→ **Records from a data source**:
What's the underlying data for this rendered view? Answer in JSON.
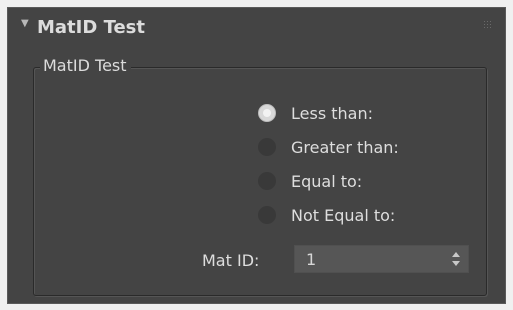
{
  "rollout": {
    "title": "MatID Test",
    "collapse_icon": "triangle-down-icon",
    "grip_icon": "drag-grip-icon"
  },
  "group": {
    "title": "MatID Test",
    "options": [
      {
        "label": "Less than:",
        "checked": true
      },
      {
        "label": "Greater than:",
        "checked": false
      },
      {
        "label": "Equal to:",
        "checked": false
      },
      {
        "label": "Not Equal to:",
        "checked": false
      }
    ]
  },
  "mat_id": {
    "label": "Mat ID:",
    "value": "1"
  },
  "colors": {
    "panel_bg": "#444444",
    "text": "#dcdcdc",
    "radio_unchecked": "#393939",
    "radio_checked": "#d8d8d8",
    "field_bg": "#565656"
  }
}
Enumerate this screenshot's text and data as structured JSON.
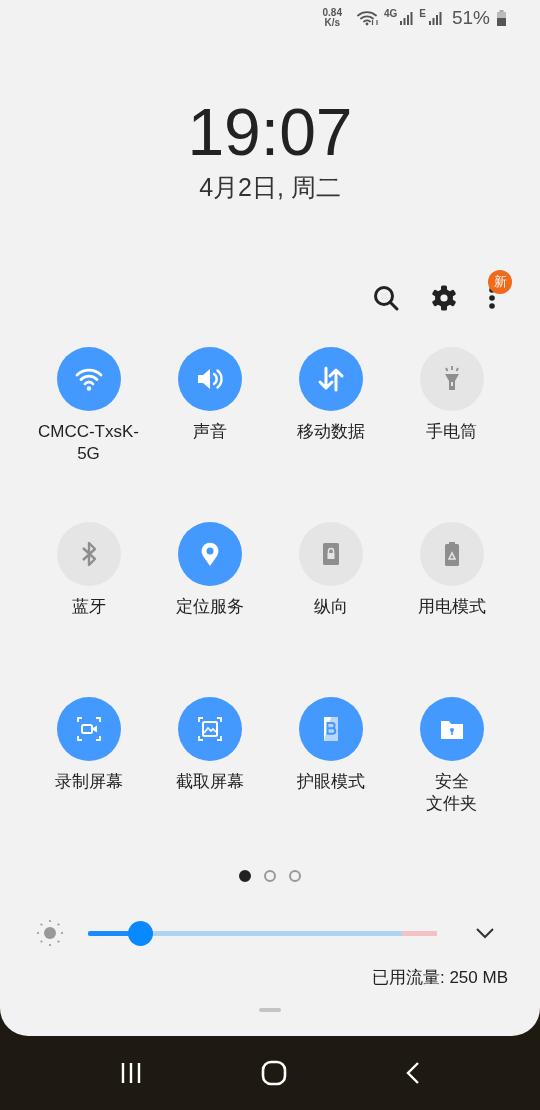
{
  "status_bar": {
    "speed_value": "0.84",
    "speed_unit": "K/s",
    "network_1": "4G",
    "network_2": "E",
    "battery": "51%"
  },
  "clock": {
    "time": "19:07",
    "date": "4月2日, 周二"
  },
  "toolbar": {
    "badge": "新"
  },
  "tiles": [
    {
      "label": [
        "CMCC-TxsK-5G"
      ],
      "on": true
    },
    {
      "label": [
        "声音"
      ],
      "on": true
    },
    {
      "label": [
        "移动数据"
      ],
      "on": true
    },
    {
      "label": [
        "手电筒"
      ],
      "on": false
    },
    {
      "label": [
        "蓝牙"
      ],
      "on": false
    },
    {
      "label": [
        "定位服务"
      ],
      "on": true
    },
    {
      "label": [
        "纵向"
      ],
      "on": false
    },
    {
      "label": [
        "用电模式"
      ],
      "on": false
    },
    {
      "label": [
        "录制屏幕"
      ],
      "on": true
    },
    {
      "label": [
        "截取屏幕"
      ],
      "on": true
    },
    {
      "label": [
        "护眼模式"
      ],
      "on": true
    },
    {
      "label": [
        "安全",
        "文件夹"
      ],
      "on": true
    }
  ],
  "pages": [
    {
      "selected": true
    },
    {
      "selected": false
    },
    {
      "selected": false
    }
  ],
  "brightness": {
    "level": 0.15
  },
  "data_usage": "已用流量: 250 MB"
}
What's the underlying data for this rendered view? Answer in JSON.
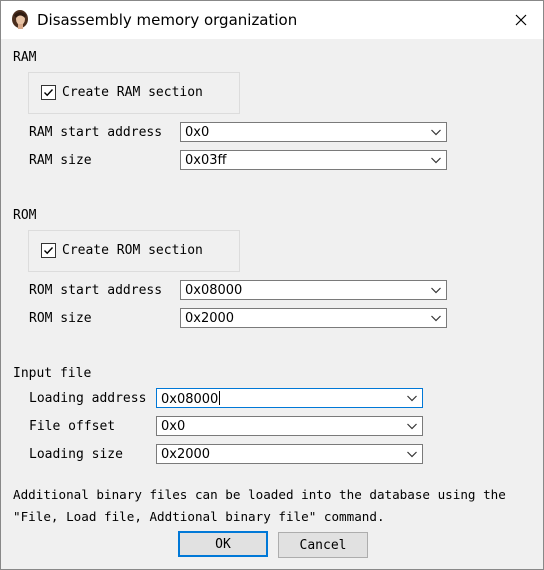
{
  "window": {
    "title": "Disassembly memory organization"
  },
  "ram": {
    "section_label": "RAM",
    "create_checkbox_label": "Create RAM section",
    "create_checked": true,
    "start_label": "RAM start address",
    "start_value": "0x0",
    "size_label": "RAM size",
    "size_value": "0x03ff"
  },
  "rom": {
    "section_label": "ROM",
    "create_checkbox_label": "Create ROM section",
    "create_checked": true,
    "start_label": "ROM start address",
    "start_value": "0x08000",
    "size_label": "ROM size",
    "size_value": "0x2000"
  },
  "input_file": {
    "section_label": "Input file",
    "loading_address_label": "Loading address",
    "loading_address_value": "0x08000",
    "file_offset_label": "File offset",
    "file_offset_value": "0x0",
    "loading_size_label": "Loading size",
    "loading_size_value": "0x2000"
  },
  "note": {
    "line1": "Additional binary files can be loaded into the database using the",
    "line2": "\"File, Load file, Addtional binary file\" command."
  },
  "buttons": {
    "ok_label": "OK",
    "cancel_label": "Cancel"
  },
  "icons": {
    "app": "app-avatar-icon",
    "close": "close-icon",
    "checkmark": "checkmark-icon",
    "dropdown": "chevron-down-icon"
  }
}
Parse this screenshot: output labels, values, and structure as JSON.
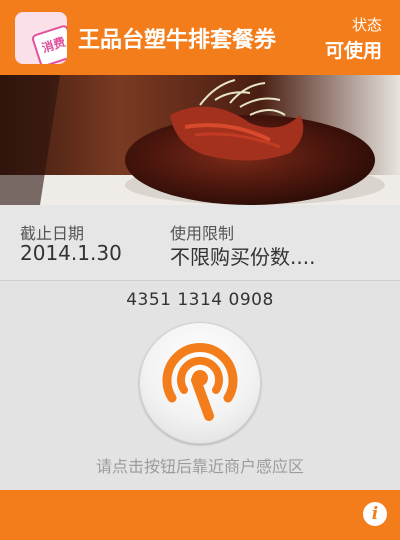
{
  "header": {
    "logo_text": "消费",
    "title": "王品台塑牛排套餐券",
    "status_label": "状态",
    "status_value": "可使用"
  },
  "photo": {
    "icon": "steak-photo"
  },
  "info": {
    "expiry_label": "截止日期",
    "expiry_value": "2014.1.30",
    "limit_label": "使用限制",
    "limit_value": "不限购买份数...."
  },
  "coupon_code": "4351 1314 0908",
  "tap_button": {
    "icon": "nfc-tap-icon"
  },
  "hint": "请点击按钮后靠近商户感应区",
  "footer": {
    "info_icon_text": "i"
  },
  "colors": {
    "accent": "#f47d1b",
    "logo_pink": "#e0529b"
  }
}
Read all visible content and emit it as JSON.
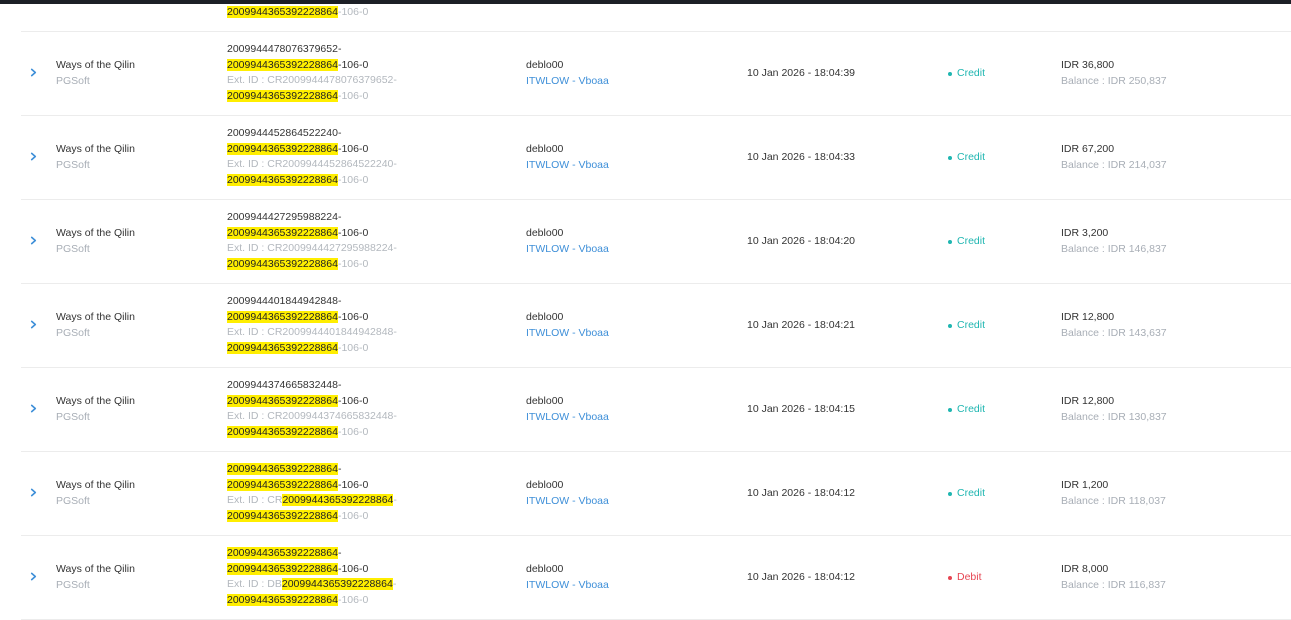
{
  "highlight_term": "2009944365392228864",
  "partial_row": {
    "tx_tail": "-106-0"
  },
  "rows": [
    {
      "game": "Ways of the Qilin",
      "provider": "PGSoft",
      "tx_prefix": "2009944478076379652-",
      "tx_prefix_highlight": false,
      "tx_suffix": "-106-0",
      "ext_label": "Ext. ID : ",
      "ext_prefix": "CR2009944478076379652-",
      "ext_prefix_highlight": false,
      "ext_suffix": "-106-0",
      "user": "deblo00",
      "agent": "ITWLOW - Vboaa",
      "datetime": "10 Jan 2026 - 18:04:39",
      "status": "Credit",
      "status_color": "#1fb6b1",
      "amount": "IDR 36,800",
      "balance": "Balance : IDR 250,837"
    },
    {
      "game": "Ways of the Qilin",
      "provider": "PGSoft",
      "tx_prefix": "2009944452864522240-",
      "tx_prefix_highlight": false,
      "tx_suffix": "-106-0",
      "ext_label": "Ext. ID : ",
      "ext_prefix": "CR2009944452864522240-",
      "ext_prefix_highlight": false,
      "ext_suffix": "-106-0",
      "user": "deblo00",
      "agent": "ITWLOW - Vboaa",
      "datetime": "10 Jan 2026 - 18:04:33",
      "status": "Credit",
      "status_color": "#1fb6b1",
      "amount": "IDR 67,200",
      "balance": "Balance : IDR 214,037"
    },
    {
      "game": "Ways of the Qilin",
      "provider": "PGSoft",
      "tx_prefix": "2009944427295988224-",
      "tx_prefix_highlight": false,
      "tx_suffix": "-106-0",
      "ext_label": "Ext. ID : ",
      "ext_prefix": "CR2009944427295988224-",
      "ext_prefix_highlight": false,
      "ext_suffix": "-106-0",
      "user": "deblo00",
      "agent": "ITWLOW - Vboaa",
      "datetime": "10 Jan 2026 - 18:04:20",
      "status": "Credit",
      "status_color": "#1fb6b1",
      "amount": "IDR 3,200",
      "balance": "Balance : IDR 146,837"
    },
    {
      "game": "Ways of the Qilin",
      "provider": "PGSoft",
      "tx_prefix": "2009944401844942848-",
      "tx_prefix_highlight": false,
      "tx_suffix": "-106-0",
      "ext_label": "Ext. ID : ",
      "ext_prefix": "CR2009944401844942848-",
      "ext_prefix_highlight": false,
      "ext_suffix": "-106-0",
      "user": "deblo00",
      "agent": "ITWLOW - Vboaa",
      "datetime": "10 Jan 2026 - 18:04:21",
      "status": "Credit",
      "status_color": "#1fb6b1",
      "amount": "IDR 12,800",
      "balance": "Balance : IDR 143,637"
    },
    {
      "game": "Ways of the Qilin",
      "provider": "PGSoft",
      "tx_prefix": "2009944374665832448-",
      "tx_prefix_highlight": false,
      "tx_suffix": "-106-0",
      "ext_label": "Ext. ID : ",
      "ext_prefix": "CR2009944374665832448-",
      "ext_prefix_highlight": false,
      "ext_suffix": "-106-0",
      "user": "deblo00",
      "agent": "ITWLOW - Vboaa",
      "datetime": "10 Jan 2026 - 18:04:15",
      "status": "Credit",
      "status_color": "#1fb6b1",
      "amount": "IDR 12,800",
      "balance": "Balance : IDR 130,837"
    },
    {
      "game": "Ways of the Qilin",
      "provider": "PGSoft",
      "tx_prefix": "2009944365392228864",
      "tx_prefix_highlight": true,
      "tx_prefix_tail": "-",
      "tx_suffix": "-106-0",
      "ext_label": "Ext. ID : ",
      "ext_prefix": "CR",
      "ext_prefix_highlight": true,
      "ext_prefix_tail": "-",
      "ext_suffix": "-106-0",
      "user": "deblo00",
      "agent": "ITWLOW - Vboaa",
      "datetime": "10 Jan 2026 - 18:04:12",
      "status": "Credit",
      "status_color": "#1fb6b1",
      "amount": "IDR 1,200",
      "balance": "Balance : IDR 118,037"
    },
    {
      "game": "Ways of the Qilin",
      "provider": "PGSoft",
      "tx_prefix": "2009944365392228864",
      "tx_prefix_highlight": true,
      "tx_prefix_tail": "-",
      "tx_suffix": "-106-0",
      "ext_label": "Ext. ID : ",
      "ext_prefix": "DB",
      "ext_prefix_highlight": true,
      "ext_prefix_tail": "-",
      "ext_suffix": "-106-0",
      "user": "deblo00",
      "agent": "ITWLOW - Vboaa",
      "datetime": "10 Jan 2026 - 18:04:12",
      "status": "Debit",
      "status_color": "#e64552",
      "amount": "IDR 8,000",
      "balance": "Balance : IDR 116,837"
    }
  ],
  "colors": {
    "accent_link": "#3e8fd8",
    "highlight": "#ffee00",
    "credit": "#1fb6b1",
    "debit": "#e64552"
  },
  "icons": {
    "expand": "chevron-right-icon"
  }
}
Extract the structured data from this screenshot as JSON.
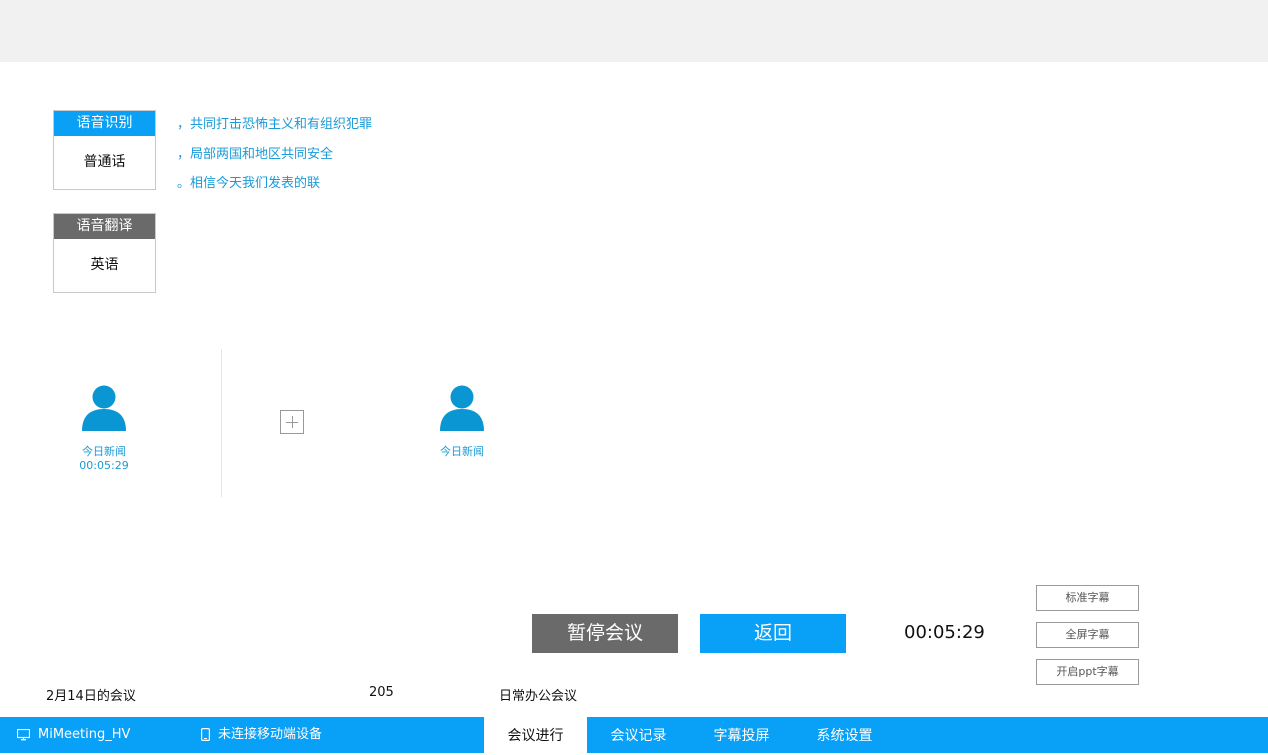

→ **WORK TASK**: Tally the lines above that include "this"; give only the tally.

→ **EXERCISE ANSWER**: 5